Interface dataset entries

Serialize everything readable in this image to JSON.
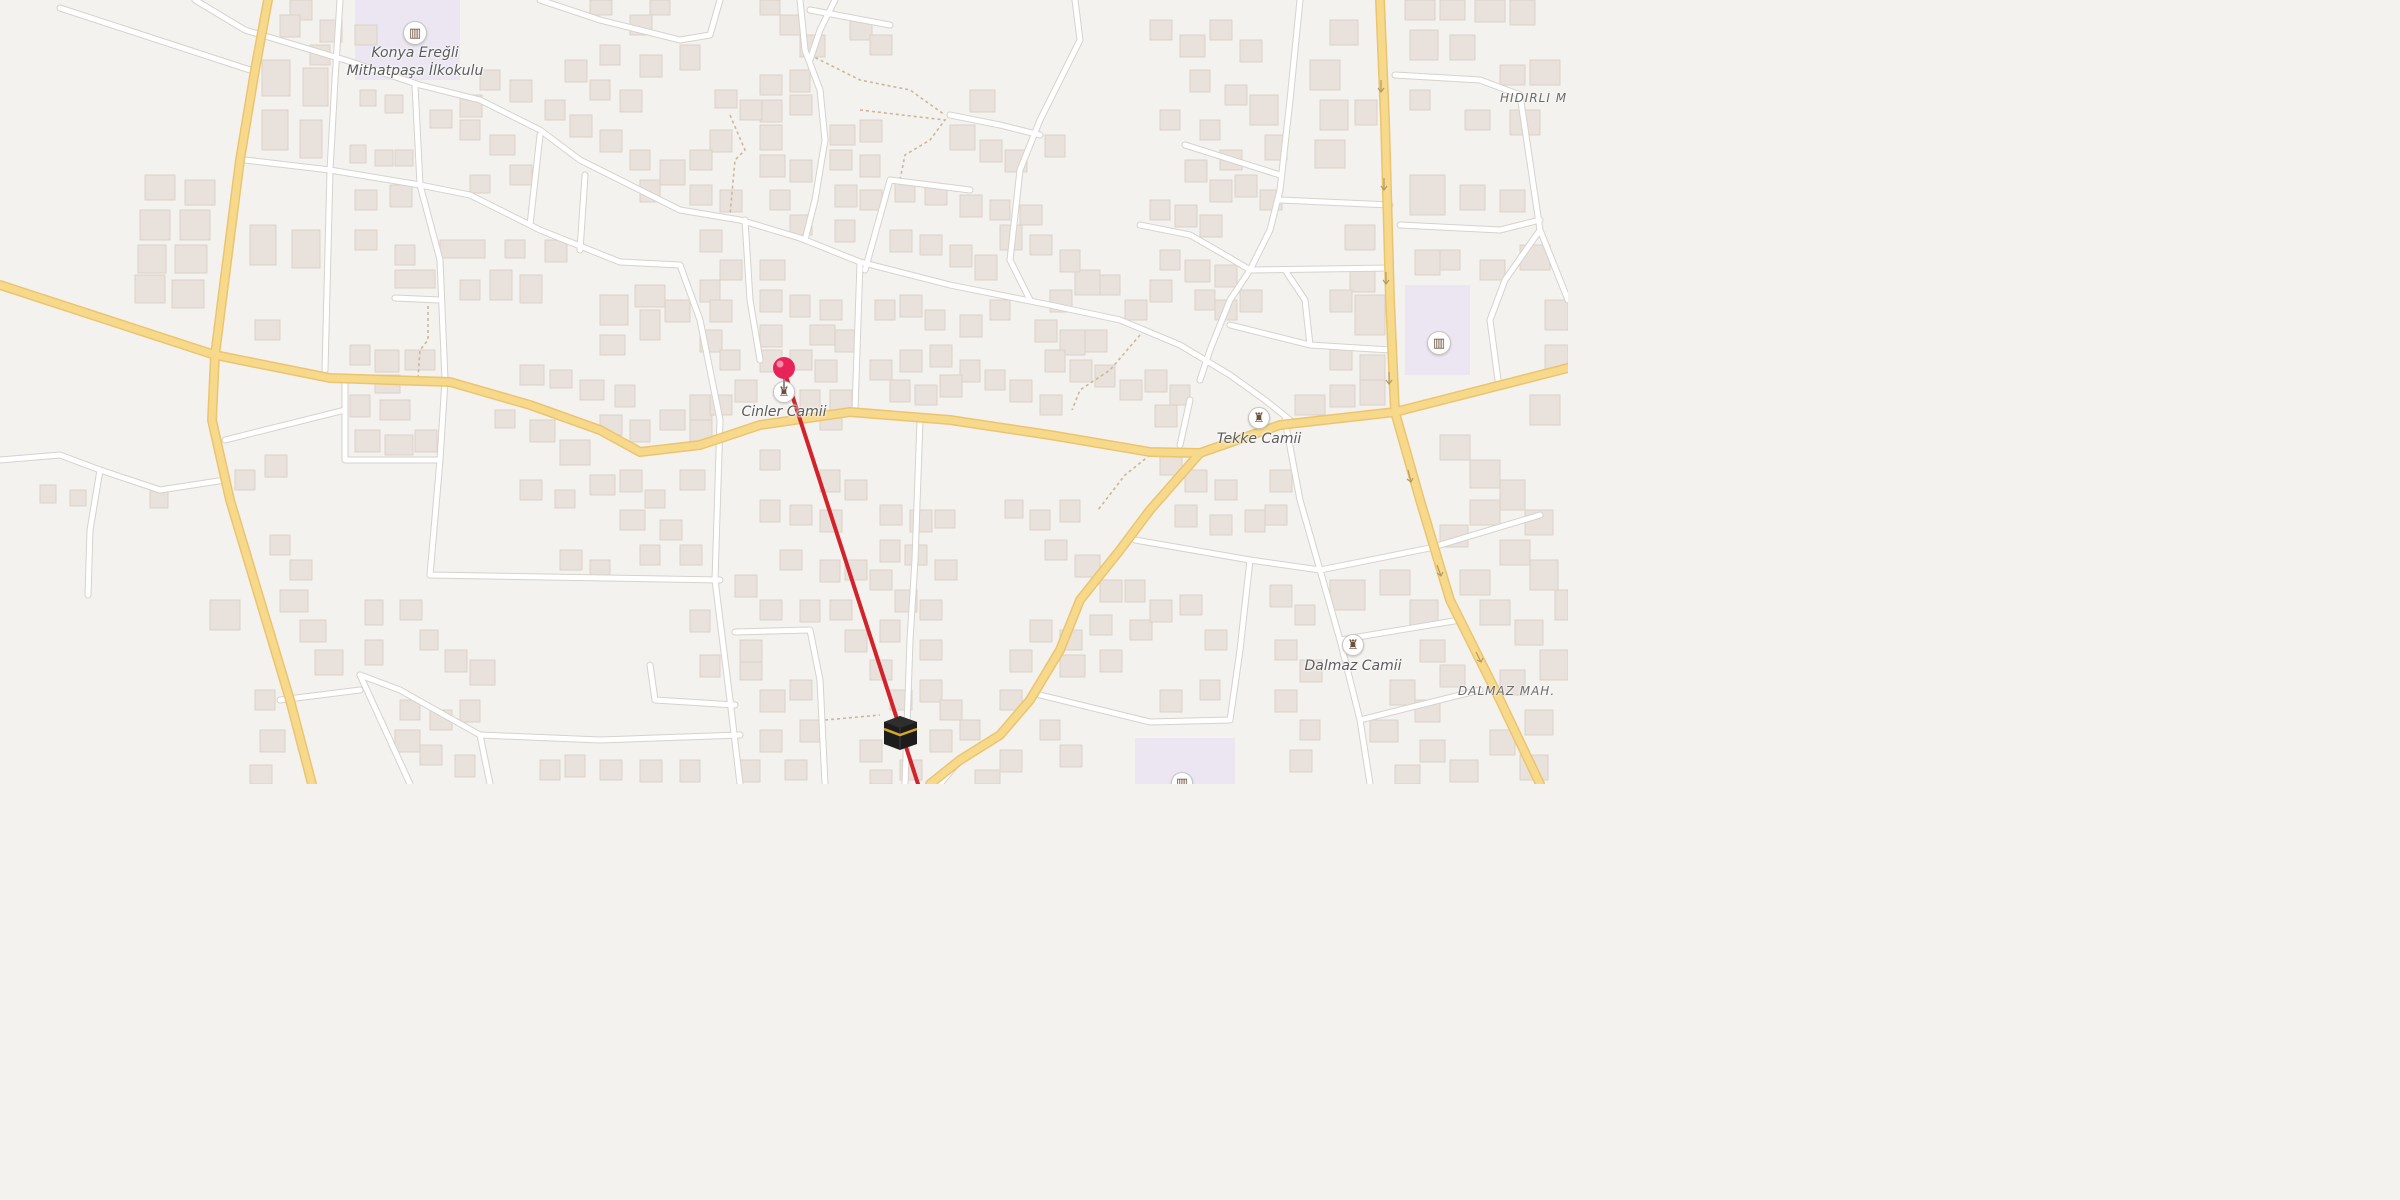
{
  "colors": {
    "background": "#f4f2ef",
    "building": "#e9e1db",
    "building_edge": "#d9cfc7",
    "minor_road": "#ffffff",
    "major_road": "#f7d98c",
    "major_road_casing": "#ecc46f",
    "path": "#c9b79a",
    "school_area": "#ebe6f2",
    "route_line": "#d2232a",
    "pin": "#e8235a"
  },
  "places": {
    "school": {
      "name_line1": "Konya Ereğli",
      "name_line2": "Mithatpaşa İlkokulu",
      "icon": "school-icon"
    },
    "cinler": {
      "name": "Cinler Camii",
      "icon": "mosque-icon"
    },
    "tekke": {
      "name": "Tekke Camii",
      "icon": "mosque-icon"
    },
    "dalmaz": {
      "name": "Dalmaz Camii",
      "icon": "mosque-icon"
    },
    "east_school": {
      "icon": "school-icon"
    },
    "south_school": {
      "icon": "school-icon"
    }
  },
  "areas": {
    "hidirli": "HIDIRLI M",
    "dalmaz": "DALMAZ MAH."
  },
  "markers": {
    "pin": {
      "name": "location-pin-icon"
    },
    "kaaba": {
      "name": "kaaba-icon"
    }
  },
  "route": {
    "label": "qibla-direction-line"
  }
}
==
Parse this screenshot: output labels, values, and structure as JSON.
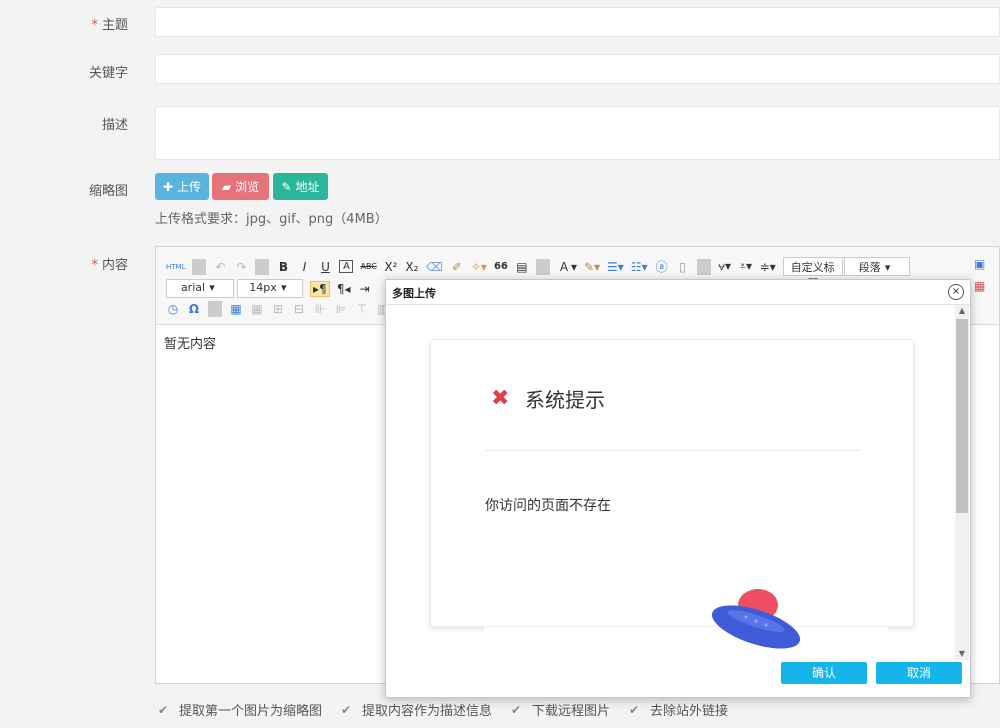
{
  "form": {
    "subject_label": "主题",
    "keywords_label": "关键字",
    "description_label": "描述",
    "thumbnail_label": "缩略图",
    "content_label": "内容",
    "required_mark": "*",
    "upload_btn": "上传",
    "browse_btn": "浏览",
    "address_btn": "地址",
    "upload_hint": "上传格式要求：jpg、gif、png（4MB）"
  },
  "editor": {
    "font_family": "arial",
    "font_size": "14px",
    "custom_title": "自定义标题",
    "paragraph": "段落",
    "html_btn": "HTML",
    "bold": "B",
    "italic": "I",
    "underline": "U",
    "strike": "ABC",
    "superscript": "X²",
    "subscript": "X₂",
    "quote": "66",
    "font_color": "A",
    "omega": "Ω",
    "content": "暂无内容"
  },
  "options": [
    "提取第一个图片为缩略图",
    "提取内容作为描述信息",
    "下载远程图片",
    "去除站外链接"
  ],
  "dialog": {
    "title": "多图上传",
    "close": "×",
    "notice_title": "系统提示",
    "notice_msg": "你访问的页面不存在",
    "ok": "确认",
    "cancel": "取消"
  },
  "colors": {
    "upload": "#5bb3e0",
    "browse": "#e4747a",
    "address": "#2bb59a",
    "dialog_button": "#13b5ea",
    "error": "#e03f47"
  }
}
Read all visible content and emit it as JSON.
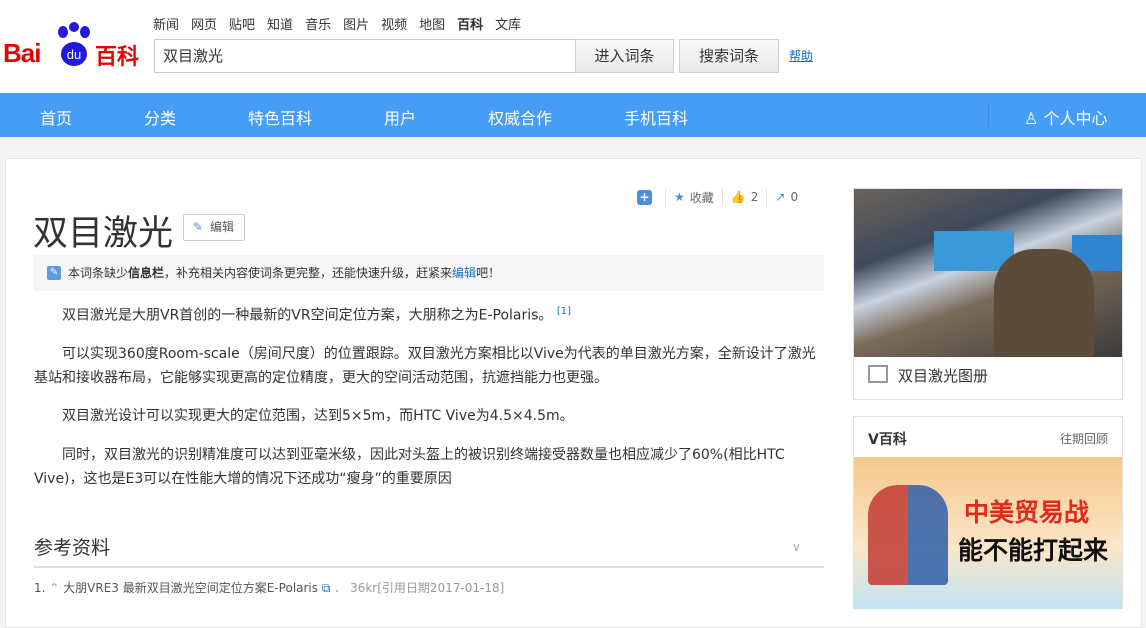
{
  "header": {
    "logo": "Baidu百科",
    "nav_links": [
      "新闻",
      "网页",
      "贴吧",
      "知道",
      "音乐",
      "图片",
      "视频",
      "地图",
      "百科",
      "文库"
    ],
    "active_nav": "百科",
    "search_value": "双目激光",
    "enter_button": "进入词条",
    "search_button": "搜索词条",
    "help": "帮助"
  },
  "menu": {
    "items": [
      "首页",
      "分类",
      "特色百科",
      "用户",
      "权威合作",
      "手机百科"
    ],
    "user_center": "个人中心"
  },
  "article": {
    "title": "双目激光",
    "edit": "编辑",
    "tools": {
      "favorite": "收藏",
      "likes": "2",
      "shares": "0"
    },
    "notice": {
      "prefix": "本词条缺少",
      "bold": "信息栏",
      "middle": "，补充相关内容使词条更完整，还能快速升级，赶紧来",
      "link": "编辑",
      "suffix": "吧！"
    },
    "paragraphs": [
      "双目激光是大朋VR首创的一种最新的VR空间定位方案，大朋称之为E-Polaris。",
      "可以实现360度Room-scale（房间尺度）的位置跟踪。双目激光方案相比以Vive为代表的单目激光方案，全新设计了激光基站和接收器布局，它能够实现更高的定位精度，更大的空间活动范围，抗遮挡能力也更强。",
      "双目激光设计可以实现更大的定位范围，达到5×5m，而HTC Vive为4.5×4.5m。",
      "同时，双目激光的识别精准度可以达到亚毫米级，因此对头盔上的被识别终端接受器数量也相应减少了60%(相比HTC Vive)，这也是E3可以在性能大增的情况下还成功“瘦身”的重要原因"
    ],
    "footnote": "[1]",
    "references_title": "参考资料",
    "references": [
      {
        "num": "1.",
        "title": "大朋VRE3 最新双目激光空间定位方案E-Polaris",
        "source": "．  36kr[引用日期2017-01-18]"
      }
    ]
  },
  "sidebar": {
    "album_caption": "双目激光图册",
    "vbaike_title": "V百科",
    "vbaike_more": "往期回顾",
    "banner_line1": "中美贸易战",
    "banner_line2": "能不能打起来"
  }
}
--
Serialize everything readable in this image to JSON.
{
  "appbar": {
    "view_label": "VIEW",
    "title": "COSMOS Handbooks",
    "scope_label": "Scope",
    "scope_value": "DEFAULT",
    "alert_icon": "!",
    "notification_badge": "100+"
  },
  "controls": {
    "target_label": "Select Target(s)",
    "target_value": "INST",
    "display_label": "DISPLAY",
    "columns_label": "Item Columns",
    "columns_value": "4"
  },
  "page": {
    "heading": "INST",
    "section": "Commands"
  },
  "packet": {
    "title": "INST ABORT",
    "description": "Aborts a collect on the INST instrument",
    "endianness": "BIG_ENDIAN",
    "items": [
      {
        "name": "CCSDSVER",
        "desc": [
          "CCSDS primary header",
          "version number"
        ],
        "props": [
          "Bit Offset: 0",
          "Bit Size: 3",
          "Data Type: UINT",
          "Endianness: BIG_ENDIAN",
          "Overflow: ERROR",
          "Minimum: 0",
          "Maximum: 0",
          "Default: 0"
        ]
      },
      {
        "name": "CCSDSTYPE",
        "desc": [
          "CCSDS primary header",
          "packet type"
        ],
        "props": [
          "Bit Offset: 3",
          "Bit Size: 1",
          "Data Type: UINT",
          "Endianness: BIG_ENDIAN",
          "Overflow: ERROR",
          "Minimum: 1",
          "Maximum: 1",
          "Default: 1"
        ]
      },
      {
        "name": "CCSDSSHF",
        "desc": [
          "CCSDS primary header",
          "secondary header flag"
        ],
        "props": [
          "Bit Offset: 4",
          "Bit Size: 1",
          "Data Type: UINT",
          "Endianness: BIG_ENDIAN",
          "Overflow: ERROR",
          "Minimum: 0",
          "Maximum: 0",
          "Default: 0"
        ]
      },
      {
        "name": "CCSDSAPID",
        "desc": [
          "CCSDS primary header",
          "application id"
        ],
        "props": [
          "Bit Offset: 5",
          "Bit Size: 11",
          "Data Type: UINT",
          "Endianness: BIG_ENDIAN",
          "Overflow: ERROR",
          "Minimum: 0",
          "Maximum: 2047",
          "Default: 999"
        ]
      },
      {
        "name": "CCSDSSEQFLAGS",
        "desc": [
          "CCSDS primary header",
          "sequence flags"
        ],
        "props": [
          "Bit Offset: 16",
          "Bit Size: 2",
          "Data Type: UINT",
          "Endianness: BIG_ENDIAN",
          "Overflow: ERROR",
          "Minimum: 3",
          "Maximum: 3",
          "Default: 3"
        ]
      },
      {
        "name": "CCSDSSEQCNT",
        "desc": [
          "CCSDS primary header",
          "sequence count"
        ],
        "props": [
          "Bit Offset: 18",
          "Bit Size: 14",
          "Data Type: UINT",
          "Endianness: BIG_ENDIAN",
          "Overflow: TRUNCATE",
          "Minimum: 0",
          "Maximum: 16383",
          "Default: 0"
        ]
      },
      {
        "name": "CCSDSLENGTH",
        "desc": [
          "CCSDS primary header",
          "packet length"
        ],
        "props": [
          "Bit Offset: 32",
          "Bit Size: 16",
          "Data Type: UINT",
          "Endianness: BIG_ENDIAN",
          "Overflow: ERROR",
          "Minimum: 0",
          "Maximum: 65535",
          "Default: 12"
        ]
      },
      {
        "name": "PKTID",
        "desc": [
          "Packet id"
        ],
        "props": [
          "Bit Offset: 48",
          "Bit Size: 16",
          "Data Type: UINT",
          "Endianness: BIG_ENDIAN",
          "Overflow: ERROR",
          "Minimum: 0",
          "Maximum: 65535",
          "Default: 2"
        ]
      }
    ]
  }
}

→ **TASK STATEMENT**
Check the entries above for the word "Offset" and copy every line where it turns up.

→ **WRITTEN SOLUTION**
          "Bit Offset: 0",
          "Bit Offset: 3",
          "Bit Offset: 4",
          "Bit Offset: 5",
          "Bit Offset: 16",
          "Bit Offset: 18",
          "Bit Offset: 32",
          "Bit Offset: 48",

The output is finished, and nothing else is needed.